Frankton developer Alastair Porter’s fired a warning shot over a move to make his firms pay millions of dollars for a major new road.
Queenstown’s council wants to pass on almost its entire financial contribution to the $22 million eastern access road to surrounding landowners.
It’s proposed changing the rules to target those landowners, rather than spreading the cost over the whole district.
It will mean higher contributions from future developments on the land.
The road will run from Remarkables Park to Frankton Ladies Mile highway, via the rear of Queenstown Airport. Ground was broken on the project last week. But, Porter says, not so fast.
“It’s what I regard as a very unfair decision by the previous council, not the current one.
“We’ve been paying development contributions payments for years for roads all round the basin, including Malaghans Road up by Arrowtown.
“Why are they suddenly changing the model?”
Porter Group Ltd owns about 67 per cent of the land, more than 100 hectares. It no longer owns Remarkables Park Town Centre itself.
The balance of the land is owned by Queenstown Central Ltd, 22ha, Queenstown Airport Corporation, 28ha, and other smaller landowners, about 20ha.
The council’s position is the road is needed due to “growth” and such projects are paid for through contributions from development.
And, it says, those deve-lopment contributions should come only from those who will have a direct benefit from the road rather than the whole district.
Council-commissioned analysis shows only eight per cent of vehicles using the road by 2045 will be passing straight through.
The other 92 per cent will be accessing local housing and businesses.
Porter reckons the analysis is “totally flawed”.
“It’s quite clearly a link road.

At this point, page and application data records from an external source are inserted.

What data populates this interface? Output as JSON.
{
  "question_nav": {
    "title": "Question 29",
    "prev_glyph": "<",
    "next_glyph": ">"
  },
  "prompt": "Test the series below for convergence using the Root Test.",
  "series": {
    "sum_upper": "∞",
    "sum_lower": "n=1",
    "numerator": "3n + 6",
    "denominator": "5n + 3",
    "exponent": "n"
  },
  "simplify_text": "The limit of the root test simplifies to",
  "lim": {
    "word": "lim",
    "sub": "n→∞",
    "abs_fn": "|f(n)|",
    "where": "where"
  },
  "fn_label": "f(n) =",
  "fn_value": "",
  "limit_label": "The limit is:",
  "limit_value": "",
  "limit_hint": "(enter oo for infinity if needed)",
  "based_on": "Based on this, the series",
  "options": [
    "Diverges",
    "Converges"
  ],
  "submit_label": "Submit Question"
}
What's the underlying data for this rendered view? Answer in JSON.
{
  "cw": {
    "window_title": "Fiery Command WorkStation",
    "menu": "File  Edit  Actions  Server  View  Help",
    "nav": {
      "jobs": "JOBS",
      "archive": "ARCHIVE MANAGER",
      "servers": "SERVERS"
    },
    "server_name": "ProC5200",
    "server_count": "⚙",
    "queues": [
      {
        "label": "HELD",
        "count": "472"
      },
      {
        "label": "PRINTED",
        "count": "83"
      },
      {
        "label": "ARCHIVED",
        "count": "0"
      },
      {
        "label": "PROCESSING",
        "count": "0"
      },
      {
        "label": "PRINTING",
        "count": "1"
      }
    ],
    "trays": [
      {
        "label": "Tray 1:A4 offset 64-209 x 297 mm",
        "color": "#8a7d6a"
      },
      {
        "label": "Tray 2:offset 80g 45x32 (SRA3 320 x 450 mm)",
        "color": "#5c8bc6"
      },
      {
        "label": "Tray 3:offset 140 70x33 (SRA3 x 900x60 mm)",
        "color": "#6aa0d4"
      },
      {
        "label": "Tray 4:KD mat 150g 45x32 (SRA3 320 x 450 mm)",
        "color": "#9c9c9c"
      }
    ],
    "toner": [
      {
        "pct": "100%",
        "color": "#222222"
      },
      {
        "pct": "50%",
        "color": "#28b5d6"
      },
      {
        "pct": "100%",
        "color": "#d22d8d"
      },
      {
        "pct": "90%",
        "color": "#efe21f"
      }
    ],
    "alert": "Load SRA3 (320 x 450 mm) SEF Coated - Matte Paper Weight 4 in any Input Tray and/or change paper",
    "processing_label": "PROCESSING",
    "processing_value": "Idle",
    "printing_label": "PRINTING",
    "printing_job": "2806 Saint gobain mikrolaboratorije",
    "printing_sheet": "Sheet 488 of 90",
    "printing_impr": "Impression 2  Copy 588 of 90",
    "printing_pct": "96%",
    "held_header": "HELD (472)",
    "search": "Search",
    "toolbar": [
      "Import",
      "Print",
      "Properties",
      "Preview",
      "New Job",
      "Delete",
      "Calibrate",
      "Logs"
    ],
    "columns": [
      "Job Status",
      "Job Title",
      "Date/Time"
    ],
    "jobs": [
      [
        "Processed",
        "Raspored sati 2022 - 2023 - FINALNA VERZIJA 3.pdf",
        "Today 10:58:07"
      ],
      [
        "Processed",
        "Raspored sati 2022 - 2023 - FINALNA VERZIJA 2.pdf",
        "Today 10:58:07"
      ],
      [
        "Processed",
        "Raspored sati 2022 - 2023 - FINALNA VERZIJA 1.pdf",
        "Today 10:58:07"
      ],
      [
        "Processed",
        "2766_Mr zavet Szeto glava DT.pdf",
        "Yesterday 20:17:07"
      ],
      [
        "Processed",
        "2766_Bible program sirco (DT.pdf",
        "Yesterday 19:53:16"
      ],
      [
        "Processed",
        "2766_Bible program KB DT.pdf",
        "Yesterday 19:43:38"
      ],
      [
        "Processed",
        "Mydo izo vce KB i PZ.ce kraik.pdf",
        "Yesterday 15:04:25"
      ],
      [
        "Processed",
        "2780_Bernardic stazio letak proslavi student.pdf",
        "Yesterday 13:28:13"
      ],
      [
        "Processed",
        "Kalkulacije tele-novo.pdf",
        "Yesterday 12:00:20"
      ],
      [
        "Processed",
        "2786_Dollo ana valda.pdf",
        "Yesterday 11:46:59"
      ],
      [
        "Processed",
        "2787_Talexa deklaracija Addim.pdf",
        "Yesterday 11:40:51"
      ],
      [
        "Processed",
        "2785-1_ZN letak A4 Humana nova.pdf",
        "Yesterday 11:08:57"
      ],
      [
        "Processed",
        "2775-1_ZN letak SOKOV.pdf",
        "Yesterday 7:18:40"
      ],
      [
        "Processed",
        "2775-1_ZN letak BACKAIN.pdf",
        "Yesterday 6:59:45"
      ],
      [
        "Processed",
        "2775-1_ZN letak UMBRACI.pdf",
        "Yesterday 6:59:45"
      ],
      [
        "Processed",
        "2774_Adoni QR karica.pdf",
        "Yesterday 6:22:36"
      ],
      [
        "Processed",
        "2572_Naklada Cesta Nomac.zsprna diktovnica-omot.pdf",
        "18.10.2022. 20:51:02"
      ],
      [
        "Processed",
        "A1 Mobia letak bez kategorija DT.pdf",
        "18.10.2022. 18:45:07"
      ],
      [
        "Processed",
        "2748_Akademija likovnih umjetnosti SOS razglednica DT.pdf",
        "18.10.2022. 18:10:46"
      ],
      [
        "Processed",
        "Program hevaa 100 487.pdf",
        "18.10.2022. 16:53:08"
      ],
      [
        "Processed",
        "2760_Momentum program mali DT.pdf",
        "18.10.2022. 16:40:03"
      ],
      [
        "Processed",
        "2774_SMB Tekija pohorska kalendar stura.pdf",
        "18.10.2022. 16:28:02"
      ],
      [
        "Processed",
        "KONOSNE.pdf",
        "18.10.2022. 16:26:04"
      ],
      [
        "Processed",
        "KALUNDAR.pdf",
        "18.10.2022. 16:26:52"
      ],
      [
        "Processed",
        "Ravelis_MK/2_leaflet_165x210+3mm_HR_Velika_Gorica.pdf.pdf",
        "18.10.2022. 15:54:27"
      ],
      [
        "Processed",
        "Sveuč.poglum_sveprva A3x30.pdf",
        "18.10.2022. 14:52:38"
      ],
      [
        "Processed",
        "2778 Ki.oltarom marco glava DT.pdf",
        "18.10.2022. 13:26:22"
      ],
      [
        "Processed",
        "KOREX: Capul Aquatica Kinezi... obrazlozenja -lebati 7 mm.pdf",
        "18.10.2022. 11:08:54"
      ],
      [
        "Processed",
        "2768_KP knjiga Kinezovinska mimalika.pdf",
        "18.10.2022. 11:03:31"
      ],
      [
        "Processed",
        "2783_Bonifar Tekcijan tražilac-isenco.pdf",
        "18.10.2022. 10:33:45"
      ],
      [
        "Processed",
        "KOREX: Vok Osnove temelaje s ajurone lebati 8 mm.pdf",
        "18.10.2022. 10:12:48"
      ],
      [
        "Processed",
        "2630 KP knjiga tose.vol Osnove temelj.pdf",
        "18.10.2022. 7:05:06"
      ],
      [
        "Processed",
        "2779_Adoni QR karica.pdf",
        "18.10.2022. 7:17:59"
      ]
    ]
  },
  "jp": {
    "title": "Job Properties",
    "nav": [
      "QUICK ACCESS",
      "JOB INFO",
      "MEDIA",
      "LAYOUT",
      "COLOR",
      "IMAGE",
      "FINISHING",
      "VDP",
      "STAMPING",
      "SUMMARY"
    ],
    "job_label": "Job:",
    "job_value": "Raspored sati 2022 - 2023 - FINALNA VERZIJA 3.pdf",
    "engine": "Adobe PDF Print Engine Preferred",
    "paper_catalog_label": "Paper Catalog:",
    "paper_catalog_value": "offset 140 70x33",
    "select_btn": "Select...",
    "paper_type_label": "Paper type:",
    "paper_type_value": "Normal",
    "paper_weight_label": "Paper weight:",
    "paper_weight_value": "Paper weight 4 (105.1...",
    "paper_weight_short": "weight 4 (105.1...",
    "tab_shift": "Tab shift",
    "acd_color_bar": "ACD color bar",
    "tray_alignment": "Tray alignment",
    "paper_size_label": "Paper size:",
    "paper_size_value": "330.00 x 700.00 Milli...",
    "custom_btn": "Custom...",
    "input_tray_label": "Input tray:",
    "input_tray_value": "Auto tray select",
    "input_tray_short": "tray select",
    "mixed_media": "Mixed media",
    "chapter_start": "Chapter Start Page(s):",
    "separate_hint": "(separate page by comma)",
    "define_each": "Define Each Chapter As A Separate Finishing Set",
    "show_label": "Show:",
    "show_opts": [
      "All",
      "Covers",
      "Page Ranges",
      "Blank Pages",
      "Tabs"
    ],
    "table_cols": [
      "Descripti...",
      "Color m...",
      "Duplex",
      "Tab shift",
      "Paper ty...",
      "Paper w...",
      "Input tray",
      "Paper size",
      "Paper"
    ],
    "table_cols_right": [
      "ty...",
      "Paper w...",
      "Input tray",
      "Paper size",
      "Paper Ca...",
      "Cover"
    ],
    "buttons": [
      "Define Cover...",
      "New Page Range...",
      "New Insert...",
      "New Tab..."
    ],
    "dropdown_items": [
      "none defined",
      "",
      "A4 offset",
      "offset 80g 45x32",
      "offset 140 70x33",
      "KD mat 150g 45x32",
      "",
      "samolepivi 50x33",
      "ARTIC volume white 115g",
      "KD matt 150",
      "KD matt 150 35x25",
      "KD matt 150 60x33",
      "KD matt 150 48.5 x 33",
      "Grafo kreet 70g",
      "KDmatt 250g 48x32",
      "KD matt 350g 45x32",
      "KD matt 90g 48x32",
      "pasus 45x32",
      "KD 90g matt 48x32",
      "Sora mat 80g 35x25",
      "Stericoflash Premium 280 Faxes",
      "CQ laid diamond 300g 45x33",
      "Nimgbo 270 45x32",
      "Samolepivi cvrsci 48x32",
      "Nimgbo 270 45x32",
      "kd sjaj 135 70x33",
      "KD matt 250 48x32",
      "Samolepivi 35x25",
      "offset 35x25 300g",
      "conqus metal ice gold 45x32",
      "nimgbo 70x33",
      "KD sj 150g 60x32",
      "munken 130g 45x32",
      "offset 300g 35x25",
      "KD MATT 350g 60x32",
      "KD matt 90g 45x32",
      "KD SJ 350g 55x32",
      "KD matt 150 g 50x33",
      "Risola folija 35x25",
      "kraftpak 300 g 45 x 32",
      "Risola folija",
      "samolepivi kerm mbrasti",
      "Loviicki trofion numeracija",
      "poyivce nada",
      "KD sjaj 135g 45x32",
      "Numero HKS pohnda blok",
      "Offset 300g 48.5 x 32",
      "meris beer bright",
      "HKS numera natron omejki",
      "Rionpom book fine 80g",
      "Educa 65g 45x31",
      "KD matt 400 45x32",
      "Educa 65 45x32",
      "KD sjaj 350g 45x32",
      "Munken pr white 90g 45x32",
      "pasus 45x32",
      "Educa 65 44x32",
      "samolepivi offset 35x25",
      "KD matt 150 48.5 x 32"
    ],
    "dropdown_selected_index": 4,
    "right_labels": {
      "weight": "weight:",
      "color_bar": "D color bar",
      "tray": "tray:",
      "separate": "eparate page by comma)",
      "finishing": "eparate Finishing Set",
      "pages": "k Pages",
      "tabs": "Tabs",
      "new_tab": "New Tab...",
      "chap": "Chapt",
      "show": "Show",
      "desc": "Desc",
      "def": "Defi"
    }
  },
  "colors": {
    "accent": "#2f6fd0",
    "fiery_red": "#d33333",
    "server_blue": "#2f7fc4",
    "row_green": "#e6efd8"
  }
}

It’s an arterial road which is going to serve as a bypass for BP corner.”
Secondly, Porter says, the road will be used to access the high school and existing town centre – but they won’t be asked to stump up cash.
Remarkables Park Ltd, part of Porter Group, has a legal agreement dated February 2014 with the previous council, Porter says.
Back then, the council agreed to seek money from NZ Transport Agency and build the road by May 2015, he says – or give RPL a credit if it contributed.
“So are they now asking us to pay for the road by way of a development contribution and then take a credit?”
He’s prepared to go to court. The government’s agreed to pay $7.6m of the total project.
Queenstown’s council was approached for comment but didn’t respond before deadline.
Submissions on the ‘Frankton Flats Transportation Development Contribution’ have closed.
A hearing’s scheduled for this month.